Zodiacal Light

Zodiacal light over the PMO Qinghai Radio Observatory near Delingha, Northwest Qinghai, central China, 19 November 1998. The observatory lies at 3200 m altitude in the desert. The morning light is visible as the pyramidical light cone at an angle over the observatory dome. Note the small meteor right of the dome (photograph © 1998 by M. Langbroek)


Zodiacal Light The dust released into our solar system by comets and asteroids undergoes a complex evolution. Initially distributed in the trails that cause meteor showers, the dust eventually disperses into the ecliptic plain (the ecliptic plain, is the plain in which the planets move around the sun). The smallest dustparticles are blown out of the solar system by the sunís radiation. The larger dustparticles gradually spiral inwards towards the sun, and together form a flattened disc in the ecliptic plain in the inner part of the solar system. This disc of dust is composed of dustparticles with sizes between 0.1 and 100 micrometer.

From a dark secluded location, this disc of dust is visible from earth at night. A very faint band of light stretches over the sky following the path of the ecliptic ("zodiak"). This is the Zodiacal Light. Just after the end of evening twilight or just before the start of morning twilight, the main light (morning light and evening light) is best visible as as faint pyramid of light spread out over a very large area of the sky. Near its base at the horizon it measures some 40 degrees, and it stretches for 60-80 degrees under good conditions, as a ghostly glow. The brightest parts are as bright as the brightest parts of the Milky Way, but the nearness to the horizon with its atmospheric extinction effects (and sometimes increasing light pollution) makes it much more harder to observe than the Milky Way. It is best seen from the tropics, where usually it is not too much of a difficulty to see it due to the favourable steep angle of the ecliptic with the horizon. From higher latitudes (above 40 degrees) it is more difficult, owing to a less steep angle of the ecliptic for most part of the year. From these latitudes, the best times of the year are March-April in the evening, and October-November in the morning. A very dark observing location with a dark horizon lacking light pollution, and a moonless night are absolutely necessary.

More difficult to see is the Gegenschein, or opposition light. Right opposite on the ecliptic to where the sun is located, a faint elliptical glow with a diameter of about 15 to 20 degrees is visible. It is best visible at local midnight when it reaches its highest point in the sky. In December, it is lost in the bright Milky Way, so the best time to search for it is in November (in the northern hemisphere at least; from the southern hemisphere, it is May). Around 15-20 November, it is located between the Pleiades and Hyades, these two clusters providing a nice celestial landmark to the phenomenon.
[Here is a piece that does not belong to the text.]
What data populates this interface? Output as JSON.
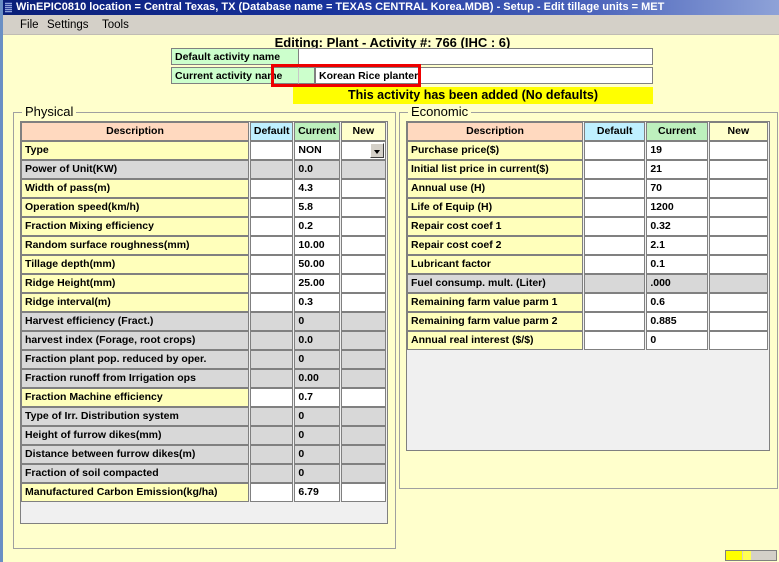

An even more difficult faint glow connects the tops of the morning and evening light to the Gegenschein: the light bridge. This is the most difficult to observe of all Zodiacal Light phenomenon.



Image and text © 2000 by M. Langbroek